 Editing my short story.Editing my short story.

So I sat down with my printed short story, lots of spare paper and a blue pen and went to town: changing, adding, crossing out and rewriting. In the end I think I kept maybe 5% of the original first draft, everything else had been drastically rewritten. I think the story is better now, but that still a lot of words that ended up deleted.

 

This also kind of scares me when I think about the 100k words 350 pages monster waiting for me in my desk drawer. If I have to rewrite my novel just as drastically, it will take me months to accomplish this.

Of Broken Things – first draft finished.

Last night, I crossed a very important milestone: I finished the first draft of the novel I had started in November 2013 for NaNoWriMo. For me, it is a huge accomplishment, because I have never actually finished anything before.

Sure, I have plenty of stories that I had started and abandoned after a couple chapters, when I got bogged down by plot inconsistencies, couldn’t see my characters clearly or had no clue where my story was going, or simply got bored and went off to write the next shiny new thing. But not this time. This time I stuck with it, through happy moments when words flew onto the page faster than I could write them down and moments when every single word seemed to cost an ounce of my own blood. I stuck with the story, with the characters and I brought it all to a satisfying conclusion.

The feeling is… exhilarating, electrifying and a bit scary. I have done it. I finished something. I proved to myself that I am a writer, that I can tell stories from beginning to the end. That’s the exhilarating part.

The scary part is that I am entering uncharted waters now. I have never finished a draft before, so I have no idea how to go about rewriting and editing it, and what steps to take to transform it into a book it deserves to be, a book that I wouldn’t be ashamed to send out into the world. It feels like standing at the entrance of a labyrinth with no map and knowing that you have to navigate through it to the other side.

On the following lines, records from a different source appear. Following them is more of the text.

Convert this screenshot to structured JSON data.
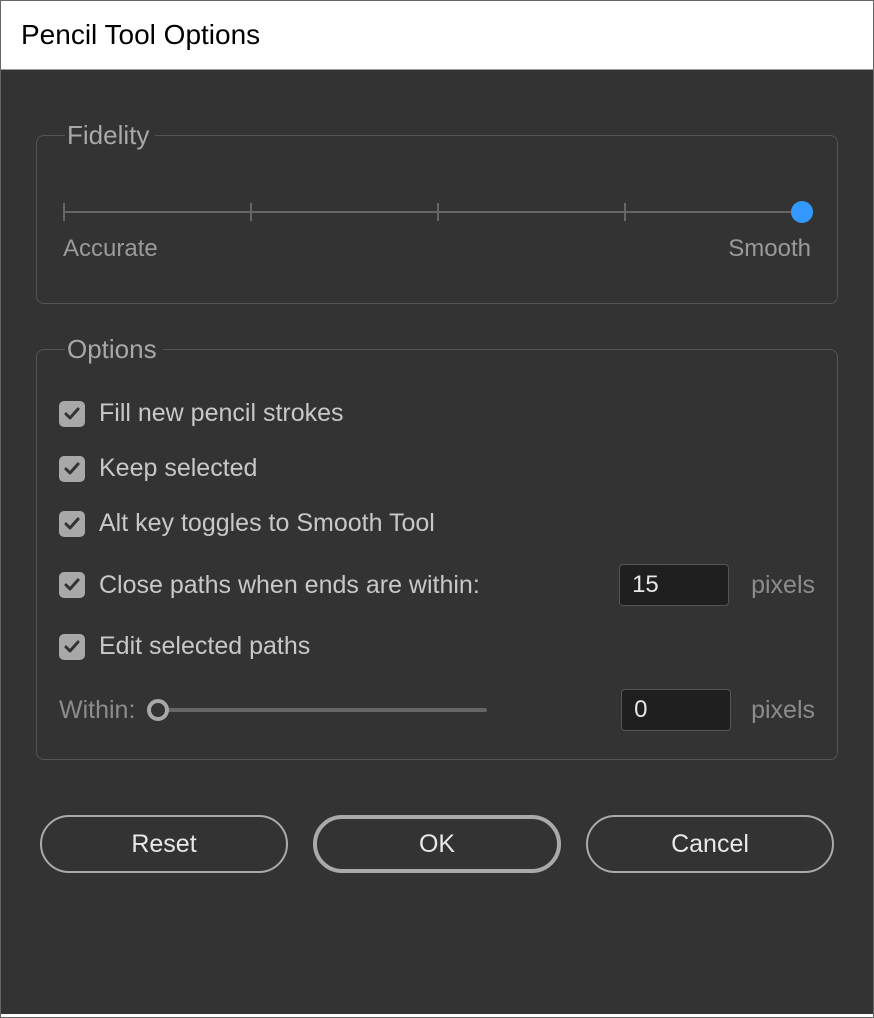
{
  "title": "Pencil Tool Options",
  "fidelity": {
    "legend": "Fidelity",
    "left_label": "Accurate",
    "right_label": "Smooth"
  },
  "options": {
    "legend": "Options",
    "fill_label": "Fill new pencil strokes",
    "keep_label": "Keep selected",
    "alt_label": "Alt key toggles to Smooth Tool",
    "close_label": "Close paths when ends are within:",
    "close_value": "15",
    "close_unit": "pixels",
    "edit_label": "Edit selected paths",
    "within_label": "Within:",
    "within_value": "0",
    "within_unit": "pixels"
  },
  "buttons": {
    "reset": "Reset",
    "ok": "OK",
    "cancel": "Cancel"
  }
}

It’s kind of paralyzing.

So I need help and I need advice from everyone who has been in my shoes and had already tackled the editing hurdle. Where do I go now? How do I even begin?